Now, I remembered. It’s a rare genetic condition, “peeling skin syndrome.” (I looked it up yesterday.) The genes fail to encode a protein that bonds cell-to-cell adhesion points, in effect, causing areas of the skin, hands, feet, neck, arms, and more, to lose their structure, to separate, to flake or peel, to fall off, the skin constantly repairing itself, the exposed dermis replacing the epidermis and becoming, conveniently, the new epidermis, the next skin to shed. I wondered how many iterations of her there were.
“I can tell when she’s absorbed in a book or a TV show,” he went on. “She begins picking at her feet, picking at the skin. It’s not painful. But it is obsessive. The skin starts to flake, and she plays with bits like this,” and he rubbed an invisible glob between thumb and forefinger, “into a little ball. And the ball gets smaller the more she massages it. I used to bitch and moan about it. But I stopped because one day I said if she didn’t stop, I’d leave.”
“Really, you’d leave, because of that?”
“I couldn’t stand it. I was going crazy. But you know what she said?”
I had no clue.
“‘Go on. Leave.’ There were things she wouldn’t change, so I needed to get in line or else. Was it worth me going to the wall for?”
“I don’t know.

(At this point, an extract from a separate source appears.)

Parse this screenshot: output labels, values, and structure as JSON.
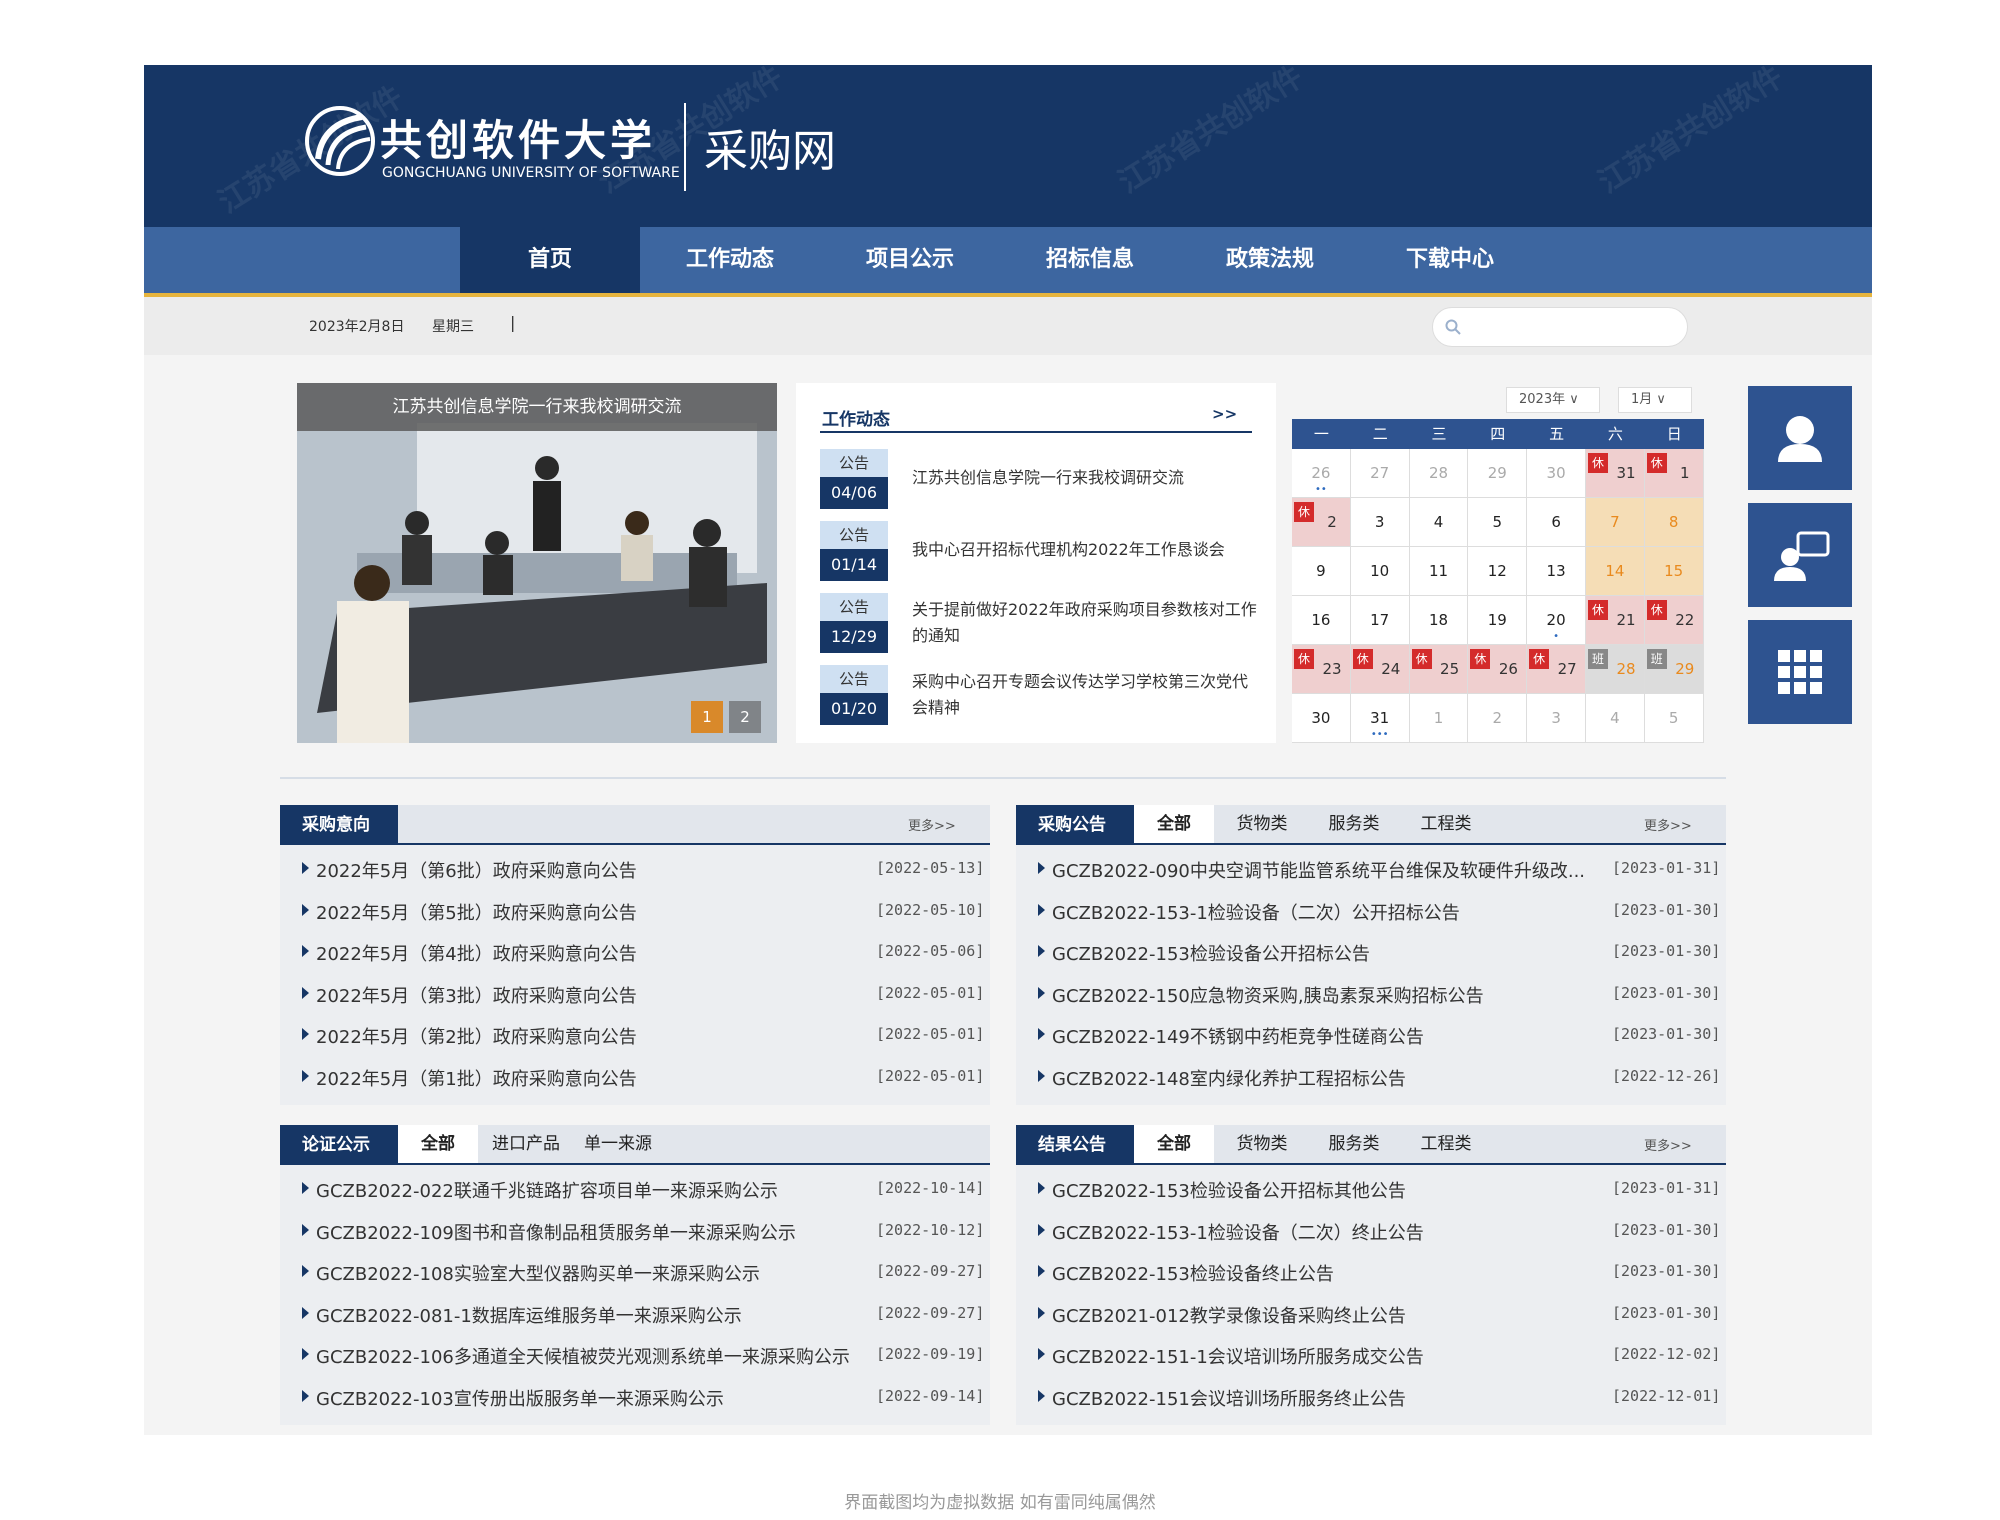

Her disgusting habit, which she can’t stop, and which gives her a perverse pleasure. In my mind. I deal with it, or I leave. At least, I know the parameters.”
My friend was saying both what he was saying and something else. Her habit is no different from any private, potentially repulsive routine we all possess—catalepsy, it’s called—waking up our partner with a screaming nightmare, for instance. No one really knows how to live with another or, for that matter, what to make of a half-surreal story.
“You know how I can also tell she likes a book?” His throat cleared, his voice was as clear as a bell like talk radio. “I’ve told you before—because of her condition—I’m the caregiver in the house, cook and chief bottle-washer. After days of her shedding, I tidy up with the hand-held vacuum. There on the leather sofa where she’s been with the book or bingeing CNN all day are the remnants of her reading or idling, speckled like beach sand. She goes to bed, knowing I’ll clean it up, if not right away, then the next morning. And I do. Which is why I can’t leave.”
We were now far from the allure of M’s fiction. Or we had crossed over and entered one of his delightfully ambiguous stories, picking at it, peeling back its layers, until literature seemed as important as life, which sounds right, but I wish I were more certain that was the case. And then, steps away from our vegetarian breakfast, wanting to be less of a fault-finder myself, I thought of my friend’s wife—I imagined her reading Jude the Obscure, and her horror at the tragic fate of a father whose child murders his siblings and hangs himself because of his dad’s despair—the prose intensifying her picking and peeling, her balling the flecks, wanting to turn away from the tale but macabrely unable to, exemplifying the cornered nervousness the best literature traps us in, the flaying it does to our emotions, the kind of writing you think is flawless, perhaps, irremediably good, so good, in fact, that you wouldn’t change a thing, not one word, which in this moment, for her, is so enthralling and unstoppable that finally, closing the book, indelibly changed, she stands and holds the book up and dumps the gutter matter from her lap onto the floor where my friend, as good as he is devoted, is already loudly nozzling up her errant flesh and reminding himself of his fate: Here I am sweeping up what she’s left, her daily exfoliation, and here I am preparing for her next incarnation, a new woman slowly coming into being before my eyes. I’ve made my bed. This is how I’m going to last with her. I’m OK with it. It doesn’t matter whether I’m happy or not. I’ve chosen. I’m in for the long haul. There’s no turning back. There’s no other life I could have led. Not anymore. There’s only the next embodiment of her, the woman I have pledged myself to, though as whom I have no idea she will be.